* [Your instructions] Your response should consist of the lines below, printed exactly.

(Page and application data records)
---
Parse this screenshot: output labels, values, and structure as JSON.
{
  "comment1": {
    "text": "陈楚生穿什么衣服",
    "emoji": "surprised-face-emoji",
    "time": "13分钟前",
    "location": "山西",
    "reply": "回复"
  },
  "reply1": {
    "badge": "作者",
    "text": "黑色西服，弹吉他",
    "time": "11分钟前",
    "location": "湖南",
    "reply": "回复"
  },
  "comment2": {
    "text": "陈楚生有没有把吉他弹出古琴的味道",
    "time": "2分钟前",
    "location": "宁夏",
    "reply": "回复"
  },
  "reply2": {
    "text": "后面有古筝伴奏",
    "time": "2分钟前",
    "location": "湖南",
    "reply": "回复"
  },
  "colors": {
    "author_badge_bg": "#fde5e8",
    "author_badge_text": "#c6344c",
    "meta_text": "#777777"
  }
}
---
* [Result of this exercise]
Parse this screenshot: output labels, values, and structure as JSON.
{
  "comment1": {
    "text": "陈楚生穿什么衣服",
    "emoji": "surprised-face-emoji",
    "time": "13分钟前",
    "location": "山西",
    "reply": "回复"
  },
  "reply1": {
    "badge": "作者",
    "text": "黑色西服，弹吉他",
    "time": "11分钟前",
    "location": "湖南",
    "reply": "回复"
  },
  "comment2": {
    "text": "陈楚生有没有把吉他弹出古琴的味道",
    "time": "2分钟前",
    "location": "宁夏",
    "reply": "回复"
  },
  "reply2": {
    "text": "后面有古筝伴奏",
    "time": "2分钟前",
    "location": "湖南",
    "reply": "回复"
  },
  "colors": {
    "author_badge_bg": "#fde5e8",
    "author_badge_text": "#c6344c",
    "meta_text": "#777777"
  }
}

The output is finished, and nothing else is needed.